The Asian Infrastructure Investment Bank (AIIB) officially kicked off over the weekend with the first meeting of its board of governors. On Saturday and Sunday, 30 of the bank’s governors, representing over 74 percent of the AIIB’s capital stock, met at the Diaoyutai State Guesthouse in Beijing to approve the bank’s by-laws, code of conduct, and rules.
According to a statement posted on the bank’s website, the governors also elected the AIIB’s inaugural president, Jin Liqun. The AIIB’s doors thus officially opened on January 16, 2016, and the first meeting of the bank’s board of directors took place on January 17 and 18. (The board of directors is distinct from the board of governors and oversees the bank’s day-to-day operations.)

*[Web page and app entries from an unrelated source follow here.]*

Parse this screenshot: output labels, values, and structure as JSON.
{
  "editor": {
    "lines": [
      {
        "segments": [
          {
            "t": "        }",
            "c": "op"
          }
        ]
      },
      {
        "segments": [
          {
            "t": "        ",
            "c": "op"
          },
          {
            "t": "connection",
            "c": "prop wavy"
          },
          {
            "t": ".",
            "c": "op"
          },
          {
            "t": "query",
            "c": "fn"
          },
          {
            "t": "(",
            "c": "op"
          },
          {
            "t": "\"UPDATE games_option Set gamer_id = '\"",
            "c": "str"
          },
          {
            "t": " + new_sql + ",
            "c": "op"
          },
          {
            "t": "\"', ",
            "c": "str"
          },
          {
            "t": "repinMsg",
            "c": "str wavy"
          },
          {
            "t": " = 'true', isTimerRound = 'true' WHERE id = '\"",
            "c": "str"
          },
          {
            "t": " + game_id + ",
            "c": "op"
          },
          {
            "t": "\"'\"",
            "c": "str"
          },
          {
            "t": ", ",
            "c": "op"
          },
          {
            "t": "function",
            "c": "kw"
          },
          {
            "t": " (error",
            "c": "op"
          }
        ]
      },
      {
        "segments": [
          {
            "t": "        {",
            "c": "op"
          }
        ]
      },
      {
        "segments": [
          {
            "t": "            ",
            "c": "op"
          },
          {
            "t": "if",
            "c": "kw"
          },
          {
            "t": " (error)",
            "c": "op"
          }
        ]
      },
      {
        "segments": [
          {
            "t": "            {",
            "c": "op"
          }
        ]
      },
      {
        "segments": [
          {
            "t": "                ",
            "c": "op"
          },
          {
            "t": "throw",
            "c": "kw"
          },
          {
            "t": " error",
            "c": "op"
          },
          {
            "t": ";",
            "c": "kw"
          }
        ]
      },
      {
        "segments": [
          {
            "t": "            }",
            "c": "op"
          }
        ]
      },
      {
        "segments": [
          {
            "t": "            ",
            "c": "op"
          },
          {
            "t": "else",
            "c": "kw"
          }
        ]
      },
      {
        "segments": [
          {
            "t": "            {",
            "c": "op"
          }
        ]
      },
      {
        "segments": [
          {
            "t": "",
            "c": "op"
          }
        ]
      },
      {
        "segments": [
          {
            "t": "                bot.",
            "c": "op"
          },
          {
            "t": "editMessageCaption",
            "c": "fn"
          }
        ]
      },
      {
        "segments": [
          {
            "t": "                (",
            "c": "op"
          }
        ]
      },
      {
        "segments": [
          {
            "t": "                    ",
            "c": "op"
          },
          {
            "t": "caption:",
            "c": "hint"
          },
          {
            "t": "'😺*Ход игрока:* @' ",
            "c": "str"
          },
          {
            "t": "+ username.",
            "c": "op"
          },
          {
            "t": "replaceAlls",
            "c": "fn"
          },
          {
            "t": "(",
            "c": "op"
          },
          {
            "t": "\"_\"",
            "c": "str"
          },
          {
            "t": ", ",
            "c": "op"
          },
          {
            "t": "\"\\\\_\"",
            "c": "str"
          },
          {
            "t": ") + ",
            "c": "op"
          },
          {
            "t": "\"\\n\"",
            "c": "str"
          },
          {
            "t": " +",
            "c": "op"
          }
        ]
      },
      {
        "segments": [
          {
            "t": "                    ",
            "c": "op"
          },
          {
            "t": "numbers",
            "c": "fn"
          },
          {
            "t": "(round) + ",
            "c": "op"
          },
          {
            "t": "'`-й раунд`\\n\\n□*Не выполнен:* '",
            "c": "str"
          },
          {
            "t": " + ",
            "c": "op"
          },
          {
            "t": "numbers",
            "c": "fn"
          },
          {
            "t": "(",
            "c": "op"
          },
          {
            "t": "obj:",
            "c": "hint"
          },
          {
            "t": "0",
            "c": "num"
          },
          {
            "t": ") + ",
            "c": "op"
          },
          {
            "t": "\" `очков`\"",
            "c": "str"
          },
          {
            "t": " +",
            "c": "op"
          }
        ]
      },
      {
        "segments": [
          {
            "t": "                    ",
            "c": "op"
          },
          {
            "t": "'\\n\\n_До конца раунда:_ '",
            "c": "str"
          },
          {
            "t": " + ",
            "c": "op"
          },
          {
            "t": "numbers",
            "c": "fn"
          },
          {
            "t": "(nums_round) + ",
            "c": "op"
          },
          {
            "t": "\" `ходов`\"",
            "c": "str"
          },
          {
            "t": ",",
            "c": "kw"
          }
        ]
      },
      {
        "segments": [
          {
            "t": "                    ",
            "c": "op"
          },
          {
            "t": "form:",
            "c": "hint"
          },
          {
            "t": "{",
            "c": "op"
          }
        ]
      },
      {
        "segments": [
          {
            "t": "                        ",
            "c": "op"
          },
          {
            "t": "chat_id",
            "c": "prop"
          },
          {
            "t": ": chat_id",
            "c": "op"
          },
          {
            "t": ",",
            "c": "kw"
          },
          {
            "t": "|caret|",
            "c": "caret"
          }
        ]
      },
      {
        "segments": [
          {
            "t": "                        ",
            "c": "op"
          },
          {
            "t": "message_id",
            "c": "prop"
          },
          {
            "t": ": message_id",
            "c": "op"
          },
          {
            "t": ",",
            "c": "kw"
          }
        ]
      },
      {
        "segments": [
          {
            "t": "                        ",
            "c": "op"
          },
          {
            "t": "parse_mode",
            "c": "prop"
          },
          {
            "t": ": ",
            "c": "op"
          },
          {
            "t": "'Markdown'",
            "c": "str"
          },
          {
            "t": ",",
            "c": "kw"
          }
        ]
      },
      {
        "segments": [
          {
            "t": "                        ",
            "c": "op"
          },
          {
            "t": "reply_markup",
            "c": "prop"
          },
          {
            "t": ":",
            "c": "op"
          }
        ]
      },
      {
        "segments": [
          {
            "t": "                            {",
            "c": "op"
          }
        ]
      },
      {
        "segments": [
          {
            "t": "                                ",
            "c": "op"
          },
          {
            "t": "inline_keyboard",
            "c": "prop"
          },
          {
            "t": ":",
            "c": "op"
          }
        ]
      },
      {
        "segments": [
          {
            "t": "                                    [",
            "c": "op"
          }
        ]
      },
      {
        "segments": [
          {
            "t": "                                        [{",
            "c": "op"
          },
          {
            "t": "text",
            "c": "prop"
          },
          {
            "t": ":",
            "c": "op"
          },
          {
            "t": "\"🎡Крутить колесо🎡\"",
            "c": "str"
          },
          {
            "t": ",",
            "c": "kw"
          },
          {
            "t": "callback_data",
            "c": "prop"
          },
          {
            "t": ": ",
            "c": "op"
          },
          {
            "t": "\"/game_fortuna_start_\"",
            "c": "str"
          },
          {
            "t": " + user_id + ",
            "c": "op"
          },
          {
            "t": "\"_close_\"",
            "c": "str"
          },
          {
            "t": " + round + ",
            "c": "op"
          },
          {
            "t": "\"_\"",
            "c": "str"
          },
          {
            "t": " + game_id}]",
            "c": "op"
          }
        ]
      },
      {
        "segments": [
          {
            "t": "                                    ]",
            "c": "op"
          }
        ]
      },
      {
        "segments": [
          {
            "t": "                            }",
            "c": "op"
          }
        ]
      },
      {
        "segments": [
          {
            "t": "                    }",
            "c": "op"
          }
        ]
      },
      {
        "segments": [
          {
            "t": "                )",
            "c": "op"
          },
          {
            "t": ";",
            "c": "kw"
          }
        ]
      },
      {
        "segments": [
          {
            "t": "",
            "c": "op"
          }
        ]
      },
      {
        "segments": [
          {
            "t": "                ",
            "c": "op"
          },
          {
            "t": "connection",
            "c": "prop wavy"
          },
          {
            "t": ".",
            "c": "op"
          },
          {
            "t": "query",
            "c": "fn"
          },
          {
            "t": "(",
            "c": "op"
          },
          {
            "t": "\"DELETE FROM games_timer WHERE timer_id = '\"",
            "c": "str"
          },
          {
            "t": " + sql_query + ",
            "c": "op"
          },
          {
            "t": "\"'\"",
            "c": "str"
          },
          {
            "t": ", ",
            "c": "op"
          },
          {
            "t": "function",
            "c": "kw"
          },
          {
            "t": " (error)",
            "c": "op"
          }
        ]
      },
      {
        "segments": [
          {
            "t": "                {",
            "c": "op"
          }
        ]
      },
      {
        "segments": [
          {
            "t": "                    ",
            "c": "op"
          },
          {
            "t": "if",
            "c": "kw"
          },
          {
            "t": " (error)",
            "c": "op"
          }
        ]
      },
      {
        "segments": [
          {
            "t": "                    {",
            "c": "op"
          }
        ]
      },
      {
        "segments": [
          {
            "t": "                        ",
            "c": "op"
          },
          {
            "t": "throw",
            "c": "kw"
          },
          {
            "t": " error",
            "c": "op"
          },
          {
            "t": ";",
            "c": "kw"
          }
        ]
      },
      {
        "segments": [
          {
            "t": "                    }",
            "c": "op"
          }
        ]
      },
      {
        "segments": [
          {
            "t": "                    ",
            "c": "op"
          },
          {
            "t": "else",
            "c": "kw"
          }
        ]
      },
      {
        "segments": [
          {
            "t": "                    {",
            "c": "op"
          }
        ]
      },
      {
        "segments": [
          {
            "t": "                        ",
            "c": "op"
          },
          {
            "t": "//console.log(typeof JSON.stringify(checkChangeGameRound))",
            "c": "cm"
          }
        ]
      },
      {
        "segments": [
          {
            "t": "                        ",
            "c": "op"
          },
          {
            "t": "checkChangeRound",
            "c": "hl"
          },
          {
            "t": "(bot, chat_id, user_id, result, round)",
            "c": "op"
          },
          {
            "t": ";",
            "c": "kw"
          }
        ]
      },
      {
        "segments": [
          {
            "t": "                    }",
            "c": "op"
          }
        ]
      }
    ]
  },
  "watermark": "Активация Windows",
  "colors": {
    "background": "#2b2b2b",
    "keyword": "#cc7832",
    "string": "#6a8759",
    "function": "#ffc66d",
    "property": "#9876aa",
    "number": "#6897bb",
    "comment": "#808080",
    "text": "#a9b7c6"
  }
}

The AIIB was conceived of by China as an alternative to existing international development banks, such as the World Bank and the Asian Development Bank. Speaking to the AIIB’s board of governors on Saturday, Chinese Premier Li Keqiang outlined the Chinese government’s aspirations and expectations for the bank.
“It is our hope that the AIIB will fully draw on the useful experience of existing multilateral development institutions, well identify its own role and cultivate its unique features,” Li said. “With production capacity cooperation, we can generate effective demand by providing effective supply,” he added. Existing estimates for infrastructure financing demands in Asia stand at around $8 trillion. With an initial capitalization of $100 billion, the AIIB will be looking to play a major role in this area.
As I wrote at the end of 2015, the AIIB’s commencement of operations this year will be of great interest to observers in the United States and the West. The AIIB is a truly global multilateral institution, with a wide-ranging membership comprising major states on nearly every continent. Yet the United States and Japan — critical stakeholders in the World Bank and the Asian Development Bank, respectively — aren’t among the AIIB’s founding members. In early 2015, Washington publicly rebuked its western European partners, including France, the United Kingdom, and Germany, for joining the China-led multilateral bank, citing concerns about the AIIB’s lack of adherence to best practices in governance and accountability.
The United States and Japan’s eventual participation in the AIIB isn’t a foregone conclusion by any means; their decision to participate will hinge on the bank’s effectiveness and practices. As operations commence, the AIIB’s financing decisions and operations will be under scrutiny.
Fortunately, Washington and Beijing appear to have come to an understanding on the AIIB’s role, meaning that it likely won’t be a sticking point in the U.S.-China bilateral. Still, U.S. concerns about the AIIB are well-placed to an extent. The bank’s voting structure essentially codifies veto power for China over where AIIB funds are used. Despite good intentions, development financing isn’t immune from the impulses of geopolitics.
In the AIIB’s Articles of Agreement, which were approved at the end of 2015, the bank resolves to make its financing decisions solely on economic considerations, leaving aside “the political character of the member concerned.” As a result, concerns about the AIIB’s utility as a geopolitical tool benefiting China are likely overstated.
For China, the AIIB is really more about coming into form as a multilateral leader, offering an alternative vision of global governance to the post-World War II institutions championed by the United States. For the United States and Japan, the best course of action will be to let the AIIB fill Asia’s increasing demands for infrastructure and, if circumstances permit, eventually join the AIIB.